WASHINGTON — While the most significant harm from climate change so far has been in the polar regions, tropical plants and animals may face an even greater threat, say scientists who study conditions in Costa Rica.
"Many lowland tropical species could be in trouble," the team of researchers, led by Robert K. Colwell of the University of Connecticut, warned in Friday's edition of the journal Science.
That's because some tropical species are living near their maximum temperatures already, and warmer conditions could cause them to decline, Colwell said.
The researchers estimated that a temperature increase of 5.8 degrees Fahrenheit over a century would make 53 percent of the 1,902 lowland tropical species they studied subject to attrition.
That doesn't mean today's jungles will one day be barren, however.
"Some species will thrive," Colwell said. "But they are likely to be those already adapted to stressful conditions," such as weeds.
What of the others?
There are few nearby cooler locations for tropical plants and animals fleeing rising temperatures.
In the tropics in particular, going up rather than out may be an answer.
That's because tropical species with small ranges would have to shift great distances north or south to maintain their current climatic conditions.
"Instead," Colwell said, "the most likely escape route in the tropics is to follow temperature zone shifts upward in elevation on tropical mountainsides."
For example, moving uphill, the researchers said, temperature declines between 9.4 degrees and 11.7 degrees Fahrenheit for every 3,280 feet. To get a similar reduction moving north or south, species would have to travel more than 620 miles.
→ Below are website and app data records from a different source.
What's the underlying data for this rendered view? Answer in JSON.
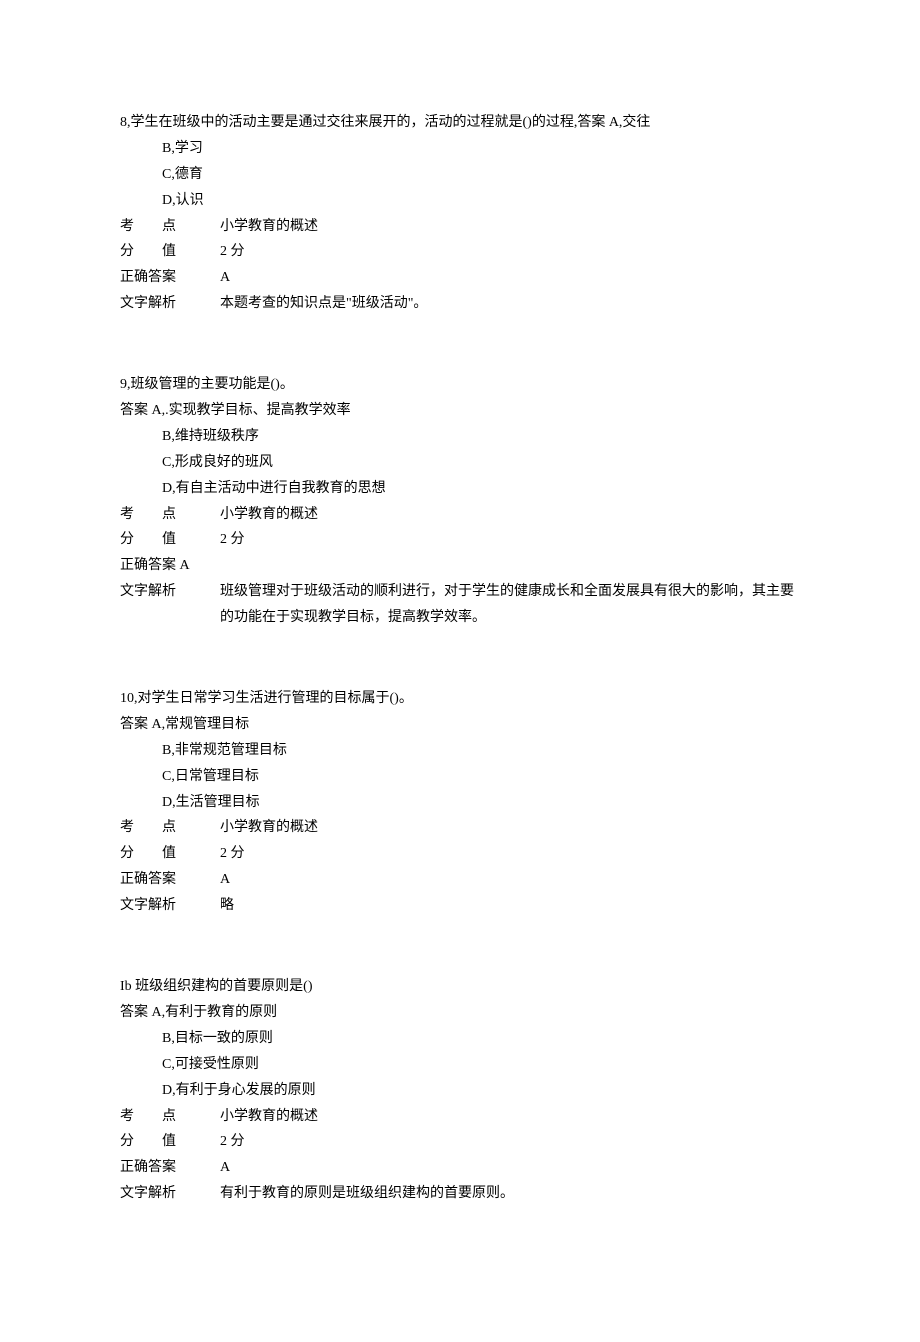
{
  "questions": [
    {
      "num": "8",
      "stem": "学生在班级中的活动主要是通过交往来展开的，活动的过程就是()的过程,答案 A,交往",
      "options": [
        "B,学习",
        "C,德育",
        "D,认识"
      ],
      "kaodian_label": "考　　点",
      "kaodian_value": "小学教育的概述",
      "fenzhi_label": "分　　值",
      "fenzhi_value": "2 分",
      "answer_label": "正确答案",
      "answer_value": "A",
      "jiexi_label": "文字解析",
      "jiexi_value": "本题考查的知识点是\"班级活动\"。"
    },
    {
      "num": "9",
      "stem": "班级管理的主要功能是()。",
      "first_option": "答案 A,.实现教学目标、提高教学效率",
      "options": [
        "B,维持班级秩序",
        "C,形成良好的班风",
        "D,有自主活动中进行自我教育的思想"
      ],
      "kaodian_label": "考　　点",
      "kaodian_value": "小学教育的概述",
      "fenzhi_label": "分　　值",
      "fenzhi_value": "2 分",
      "answer_label": "正确答案 A",
      "answer_value": "",
      "jiexi_label": "文字解析",
      "jiexi_value": "班级管理对于班级活动的顺利进行，对于学生的健康成长和全面发展具有很大的影响，其主要的功能在于实现教学目标，提高教学效率。"
    },
    {
      "num": "10",
      "stem": "对学生日常学习生活进行管理的目标属于()。",
      "first_option": "答案 A,常规管理目标",
      "options": [
        "B,非常规范管理目标",
        "C,日常管理目标",
        "D,生活管理目标"
      ],
      "kaodian_label": "考　　点",
      "kaodian_value": "小学教育的概述",
      "fenzhi_label": "分　　值",
      "fenzhi_value": "2 分",
      "answer_label": "正确答案",
      "answer_value": "A",
      "jiexi_label": "文字解析",
      "jiexi_value": "略"
    },
    {
      "num": "Ib",
      "stem": "班级组织建构的首要原则是()",
      "first_option": "答案 A,有利于教育的原则",
      "options": [
        "B,目标一致的原则",
        "C,可接受性原则",
        "D,有利于身心发展的原则"
      ],
      "kaodian_label": "考　　点",
      "kaodian_value": "小学教育的概述",
      "fenzhi_label": "分　　值",
      "fenzhi_value": "2 分",
      "answer_label": "正确答案",
      "answer_value": "A",
      "jiexi_label": "文字解析",
      "jiexi_value": "有利于教育的原则是班级组织建构的首要原则。"
    }
  ]
}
Of course moving won't work for everyone; species already living on mountaintops will have no place to climb.